:: Task goal ::
Only lines with the string "price" should be returned from the data below.

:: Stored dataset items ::
^^^^
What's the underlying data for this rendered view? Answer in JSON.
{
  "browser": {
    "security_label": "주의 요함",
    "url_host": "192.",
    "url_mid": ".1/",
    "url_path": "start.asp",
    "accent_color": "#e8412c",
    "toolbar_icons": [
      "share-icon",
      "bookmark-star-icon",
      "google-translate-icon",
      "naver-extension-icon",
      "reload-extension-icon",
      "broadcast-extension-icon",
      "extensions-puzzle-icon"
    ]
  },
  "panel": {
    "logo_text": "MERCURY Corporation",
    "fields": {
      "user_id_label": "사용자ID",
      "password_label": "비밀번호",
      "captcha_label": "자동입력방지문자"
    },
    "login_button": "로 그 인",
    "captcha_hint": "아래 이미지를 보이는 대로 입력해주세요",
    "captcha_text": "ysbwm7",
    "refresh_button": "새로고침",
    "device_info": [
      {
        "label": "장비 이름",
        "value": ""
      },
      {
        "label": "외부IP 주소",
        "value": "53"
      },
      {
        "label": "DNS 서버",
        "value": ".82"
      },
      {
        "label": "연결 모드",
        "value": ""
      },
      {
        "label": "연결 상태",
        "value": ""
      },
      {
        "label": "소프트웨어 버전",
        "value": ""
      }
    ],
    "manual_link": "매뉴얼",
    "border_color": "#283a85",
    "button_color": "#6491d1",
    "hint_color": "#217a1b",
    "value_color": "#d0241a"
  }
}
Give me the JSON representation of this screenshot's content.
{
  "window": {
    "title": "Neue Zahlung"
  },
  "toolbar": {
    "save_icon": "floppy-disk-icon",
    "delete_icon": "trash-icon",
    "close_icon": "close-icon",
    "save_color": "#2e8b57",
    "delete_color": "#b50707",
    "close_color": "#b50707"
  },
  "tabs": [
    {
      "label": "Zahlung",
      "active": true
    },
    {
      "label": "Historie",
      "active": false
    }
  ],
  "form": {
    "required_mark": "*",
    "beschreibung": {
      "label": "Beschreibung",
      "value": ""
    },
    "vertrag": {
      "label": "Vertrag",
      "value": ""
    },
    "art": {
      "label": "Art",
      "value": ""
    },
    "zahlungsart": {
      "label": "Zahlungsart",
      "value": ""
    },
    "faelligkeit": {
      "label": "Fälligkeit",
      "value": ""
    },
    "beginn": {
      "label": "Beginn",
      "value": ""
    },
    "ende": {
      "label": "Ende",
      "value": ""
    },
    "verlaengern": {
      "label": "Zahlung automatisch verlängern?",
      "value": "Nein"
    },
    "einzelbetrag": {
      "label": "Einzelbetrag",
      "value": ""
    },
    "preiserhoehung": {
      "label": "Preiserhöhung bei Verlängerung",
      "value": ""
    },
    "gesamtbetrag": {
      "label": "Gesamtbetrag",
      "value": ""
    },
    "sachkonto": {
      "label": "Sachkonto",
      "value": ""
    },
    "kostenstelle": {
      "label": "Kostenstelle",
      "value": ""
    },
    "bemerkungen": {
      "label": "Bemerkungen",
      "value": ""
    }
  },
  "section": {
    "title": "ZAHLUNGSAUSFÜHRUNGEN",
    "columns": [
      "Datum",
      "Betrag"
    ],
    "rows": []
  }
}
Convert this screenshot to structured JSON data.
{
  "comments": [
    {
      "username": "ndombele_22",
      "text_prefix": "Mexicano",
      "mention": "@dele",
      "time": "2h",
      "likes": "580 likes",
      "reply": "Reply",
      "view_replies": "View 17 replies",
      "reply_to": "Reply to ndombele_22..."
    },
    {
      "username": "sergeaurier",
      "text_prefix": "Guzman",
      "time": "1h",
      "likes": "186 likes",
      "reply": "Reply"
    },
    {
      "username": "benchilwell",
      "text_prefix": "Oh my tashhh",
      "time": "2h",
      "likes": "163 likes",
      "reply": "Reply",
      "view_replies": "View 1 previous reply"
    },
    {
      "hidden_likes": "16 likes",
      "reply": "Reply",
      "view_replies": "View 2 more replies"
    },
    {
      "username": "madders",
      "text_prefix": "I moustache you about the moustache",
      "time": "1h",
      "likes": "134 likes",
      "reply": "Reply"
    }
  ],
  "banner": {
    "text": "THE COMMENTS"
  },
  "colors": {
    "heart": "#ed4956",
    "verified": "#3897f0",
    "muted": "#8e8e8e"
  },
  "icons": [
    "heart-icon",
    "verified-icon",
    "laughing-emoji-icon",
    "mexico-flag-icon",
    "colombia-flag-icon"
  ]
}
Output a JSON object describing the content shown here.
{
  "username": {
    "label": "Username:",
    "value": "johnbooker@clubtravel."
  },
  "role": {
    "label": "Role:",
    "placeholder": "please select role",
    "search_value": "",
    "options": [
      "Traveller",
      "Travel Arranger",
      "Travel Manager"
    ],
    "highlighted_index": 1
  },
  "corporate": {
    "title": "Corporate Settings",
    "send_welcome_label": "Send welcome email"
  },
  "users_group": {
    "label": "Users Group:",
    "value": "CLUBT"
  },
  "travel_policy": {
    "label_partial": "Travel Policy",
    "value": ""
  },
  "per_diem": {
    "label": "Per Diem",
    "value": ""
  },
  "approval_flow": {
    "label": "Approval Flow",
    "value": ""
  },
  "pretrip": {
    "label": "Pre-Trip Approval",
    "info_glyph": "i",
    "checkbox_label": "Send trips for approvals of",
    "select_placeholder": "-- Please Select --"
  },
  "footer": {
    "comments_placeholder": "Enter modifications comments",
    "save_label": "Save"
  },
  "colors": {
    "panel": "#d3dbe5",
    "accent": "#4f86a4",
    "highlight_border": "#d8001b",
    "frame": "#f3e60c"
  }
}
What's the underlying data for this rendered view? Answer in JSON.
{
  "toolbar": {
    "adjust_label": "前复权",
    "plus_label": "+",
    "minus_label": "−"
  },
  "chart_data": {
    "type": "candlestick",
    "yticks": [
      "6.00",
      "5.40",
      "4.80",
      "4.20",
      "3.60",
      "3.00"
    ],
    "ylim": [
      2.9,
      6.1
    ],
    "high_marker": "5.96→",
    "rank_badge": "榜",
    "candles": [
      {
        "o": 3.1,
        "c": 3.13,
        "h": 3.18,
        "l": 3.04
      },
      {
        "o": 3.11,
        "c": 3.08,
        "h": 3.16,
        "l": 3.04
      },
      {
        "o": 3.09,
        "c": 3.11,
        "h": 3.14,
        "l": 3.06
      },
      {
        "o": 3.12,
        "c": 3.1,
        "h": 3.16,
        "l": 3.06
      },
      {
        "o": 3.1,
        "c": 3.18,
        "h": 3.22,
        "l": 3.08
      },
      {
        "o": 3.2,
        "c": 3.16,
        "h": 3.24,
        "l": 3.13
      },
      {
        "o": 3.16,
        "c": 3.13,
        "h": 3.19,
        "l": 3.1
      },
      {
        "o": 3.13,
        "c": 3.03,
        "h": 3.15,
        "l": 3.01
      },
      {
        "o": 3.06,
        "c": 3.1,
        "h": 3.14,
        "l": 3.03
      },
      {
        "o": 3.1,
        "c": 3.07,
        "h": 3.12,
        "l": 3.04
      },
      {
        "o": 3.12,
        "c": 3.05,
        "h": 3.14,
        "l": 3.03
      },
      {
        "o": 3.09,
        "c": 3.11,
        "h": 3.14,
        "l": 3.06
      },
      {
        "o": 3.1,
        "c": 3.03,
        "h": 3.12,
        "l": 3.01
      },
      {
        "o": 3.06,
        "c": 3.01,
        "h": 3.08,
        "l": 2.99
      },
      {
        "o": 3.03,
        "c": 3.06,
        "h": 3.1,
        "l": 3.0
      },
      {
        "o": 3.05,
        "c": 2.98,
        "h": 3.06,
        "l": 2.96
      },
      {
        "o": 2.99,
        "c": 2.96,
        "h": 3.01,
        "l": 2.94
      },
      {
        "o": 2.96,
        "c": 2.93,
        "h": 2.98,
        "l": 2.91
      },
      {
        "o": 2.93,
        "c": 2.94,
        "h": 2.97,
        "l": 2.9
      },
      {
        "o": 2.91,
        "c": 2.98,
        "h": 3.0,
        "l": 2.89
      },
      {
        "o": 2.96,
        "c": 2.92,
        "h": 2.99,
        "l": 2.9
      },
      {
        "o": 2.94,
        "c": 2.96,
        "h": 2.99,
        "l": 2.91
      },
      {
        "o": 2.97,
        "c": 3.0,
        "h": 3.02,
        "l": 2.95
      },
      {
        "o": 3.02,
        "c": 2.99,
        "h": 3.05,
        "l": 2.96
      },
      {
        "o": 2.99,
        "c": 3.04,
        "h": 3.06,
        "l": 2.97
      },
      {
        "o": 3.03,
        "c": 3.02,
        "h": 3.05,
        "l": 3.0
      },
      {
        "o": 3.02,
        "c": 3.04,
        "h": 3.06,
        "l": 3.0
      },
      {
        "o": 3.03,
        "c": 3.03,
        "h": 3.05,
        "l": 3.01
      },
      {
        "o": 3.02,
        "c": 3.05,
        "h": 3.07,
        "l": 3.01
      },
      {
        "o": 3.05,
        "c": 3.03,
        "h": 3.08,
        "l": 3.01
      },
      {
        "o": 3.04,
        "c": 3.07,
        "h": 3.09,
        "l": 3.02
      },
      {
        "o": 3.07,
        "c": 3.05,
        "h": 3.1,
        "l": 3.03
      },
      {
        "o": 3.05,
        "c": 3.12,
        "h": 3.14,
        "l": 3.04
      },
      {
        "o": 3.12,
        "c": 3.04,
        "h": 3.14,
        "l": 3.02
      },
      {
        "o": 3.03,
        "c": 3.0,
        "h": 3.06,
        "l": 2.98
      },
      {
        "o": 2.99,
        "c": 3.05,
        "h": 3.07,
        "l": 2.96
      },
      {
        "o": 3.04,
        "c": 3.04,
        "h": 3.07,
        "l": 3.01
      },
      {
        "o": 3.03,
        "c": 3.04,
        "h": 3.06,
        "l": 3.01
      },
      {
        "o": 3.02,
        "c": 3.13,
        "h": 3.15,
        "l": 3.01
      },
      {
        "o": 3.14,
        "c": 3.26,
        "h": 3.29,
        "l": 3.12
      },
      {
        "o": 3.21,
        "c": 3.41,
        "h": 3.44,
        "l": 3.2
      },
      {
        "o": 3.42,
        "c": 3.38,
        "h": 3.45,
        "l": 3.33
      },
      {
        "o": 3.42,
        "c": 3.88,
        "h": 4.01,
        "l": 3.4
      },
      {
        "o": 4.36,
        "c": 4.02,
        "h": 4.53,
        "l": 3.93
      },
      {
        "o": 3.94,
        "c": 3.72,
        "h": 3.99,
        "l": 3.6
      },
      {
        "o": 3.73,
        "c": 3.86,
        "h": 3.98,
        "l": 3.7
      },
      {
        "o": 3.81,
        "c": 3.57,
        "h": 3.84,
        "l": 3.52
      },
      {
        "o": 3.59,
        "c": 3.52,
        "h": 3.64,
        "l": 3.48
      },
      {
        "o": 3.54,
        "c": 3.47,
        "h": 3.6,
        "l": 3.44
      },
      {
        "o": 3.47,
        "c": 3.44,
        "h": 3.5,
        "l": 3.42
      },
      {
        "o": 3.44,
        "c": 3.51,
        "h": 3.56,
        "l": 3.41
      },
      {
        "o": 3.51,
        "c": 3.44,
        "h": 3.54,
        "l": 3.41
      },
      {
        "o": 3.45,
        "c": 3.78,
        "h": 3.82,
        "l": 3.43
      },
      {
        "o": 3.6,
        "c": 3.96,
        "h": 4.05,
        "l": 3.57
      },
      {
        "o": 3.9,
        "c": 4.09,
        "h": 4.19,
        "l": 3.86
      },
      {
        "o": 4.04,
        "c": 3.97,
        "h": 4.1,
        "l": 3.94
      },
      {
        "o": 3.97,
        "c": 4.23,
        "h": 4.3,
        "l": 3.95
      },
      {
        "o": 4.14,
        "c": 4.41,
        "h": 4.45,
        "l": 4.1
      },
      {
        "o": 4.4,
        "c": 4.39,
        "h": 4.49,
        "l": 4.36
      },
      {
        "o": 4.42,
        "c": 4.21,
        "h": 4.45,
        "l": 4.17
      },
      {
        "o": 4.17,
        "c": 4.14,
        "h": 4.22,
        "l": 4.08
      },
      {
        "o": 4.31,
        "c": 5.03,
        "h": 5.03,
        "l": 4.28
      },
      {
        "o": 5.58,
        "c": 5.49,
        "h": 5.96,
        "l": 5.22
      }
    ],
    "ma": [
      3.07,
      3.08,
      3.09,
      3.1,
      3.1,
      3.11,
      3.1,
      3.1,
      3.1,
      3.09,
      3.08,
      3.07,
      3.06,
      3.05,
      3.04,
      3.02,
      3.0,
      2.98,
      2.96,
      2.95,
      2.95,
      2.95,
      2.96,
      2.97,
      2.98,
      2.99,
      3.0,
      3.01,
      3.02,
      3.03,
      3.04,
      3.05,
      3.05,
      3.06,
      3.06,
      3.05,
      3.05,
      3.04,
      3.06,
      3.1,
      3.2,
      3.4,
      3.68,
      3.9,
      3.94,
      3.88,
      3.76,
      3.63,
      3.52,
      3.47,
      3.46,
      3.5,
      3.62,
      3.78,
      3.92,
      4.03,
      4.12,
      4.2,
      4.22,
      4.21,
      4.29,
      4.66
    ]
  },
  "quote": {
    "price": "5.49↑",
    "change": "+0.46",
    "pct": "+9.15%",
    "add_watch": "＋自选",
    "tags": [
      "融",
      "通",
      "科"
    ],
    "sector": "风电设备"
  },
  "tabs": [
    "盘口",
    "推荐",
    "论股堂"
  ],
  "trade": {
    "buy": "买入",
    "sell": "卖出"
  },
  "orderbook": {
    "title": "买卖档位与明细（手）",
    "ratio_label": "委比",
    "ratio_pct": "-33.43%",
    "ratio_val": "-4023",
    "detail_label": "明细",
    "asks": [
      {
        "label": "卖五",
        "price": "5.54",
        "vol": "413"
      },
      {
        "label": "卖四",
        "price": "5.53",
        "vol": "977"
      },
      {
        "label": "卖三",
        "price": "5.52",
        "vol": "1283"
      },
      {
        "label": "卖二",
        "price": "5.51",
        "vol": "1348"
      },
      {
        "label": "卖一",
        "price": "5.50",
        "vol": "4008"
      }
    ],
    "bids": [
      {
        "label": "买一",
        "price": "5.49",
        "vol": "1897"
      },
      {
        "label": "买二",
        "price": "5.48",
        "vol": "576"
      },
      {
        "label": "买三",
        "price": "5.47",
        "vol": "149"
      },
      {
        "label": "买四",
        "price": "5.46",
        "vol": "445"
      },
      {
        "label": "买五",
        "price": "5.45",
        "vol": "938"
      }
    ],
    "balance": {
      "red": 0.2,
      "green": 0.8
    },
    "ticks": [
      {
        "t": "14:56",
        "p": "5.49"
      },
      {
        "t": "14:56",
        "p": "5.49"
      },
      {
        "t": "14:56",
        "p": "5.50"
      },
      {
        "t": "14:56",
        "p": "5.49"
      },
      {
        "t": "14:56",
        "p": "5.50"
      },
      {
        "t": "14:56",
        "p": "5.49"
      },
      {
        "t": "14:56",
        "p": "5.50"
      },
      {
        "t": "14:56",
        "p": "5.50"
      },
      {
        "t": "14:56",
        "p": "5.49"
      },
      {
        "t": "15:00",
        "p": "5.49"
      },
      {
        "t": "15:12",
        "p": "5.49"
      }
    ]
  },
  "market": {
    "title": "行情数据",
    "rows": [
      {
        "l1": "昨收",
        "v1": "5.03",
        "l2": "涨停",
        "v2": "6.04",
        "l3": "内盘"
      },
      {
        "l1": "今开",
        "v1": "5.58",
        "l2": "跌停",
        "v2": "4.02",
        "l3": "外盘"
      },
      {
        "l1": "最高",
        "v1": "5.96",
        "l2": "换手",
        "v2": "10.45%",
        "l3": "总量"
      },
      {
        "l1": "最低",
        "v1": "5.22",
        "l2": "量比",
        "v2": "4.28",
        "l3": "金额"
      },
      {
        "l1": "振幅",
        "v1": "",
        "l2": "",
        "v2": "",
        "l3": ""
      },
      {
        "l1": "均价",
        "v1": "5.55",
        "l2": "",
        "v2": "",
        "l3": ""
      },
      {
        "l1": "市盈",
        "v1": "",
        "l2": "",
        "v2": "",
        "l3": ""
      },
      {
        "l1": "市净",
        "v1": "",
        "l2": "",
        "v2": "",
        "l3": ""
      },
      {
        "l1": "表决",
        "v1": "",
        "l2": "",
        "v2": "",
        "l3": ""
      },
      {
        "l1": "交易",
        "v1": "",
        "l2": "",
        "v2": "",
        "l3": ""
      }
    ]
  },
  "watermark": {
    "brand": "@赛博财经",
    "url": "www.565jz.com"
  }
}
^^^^
:: Your response ::
    "price": "5.49↑",
        "price": "5.54",
        "price": "5.53",
        "price": "5.52",
        "price": "5.51",
        "price": "5.50",
        "price": "5.49",
        "price": "5.48",
        "price": "5.47",
        "price": "5.46",
        "price": "5.45",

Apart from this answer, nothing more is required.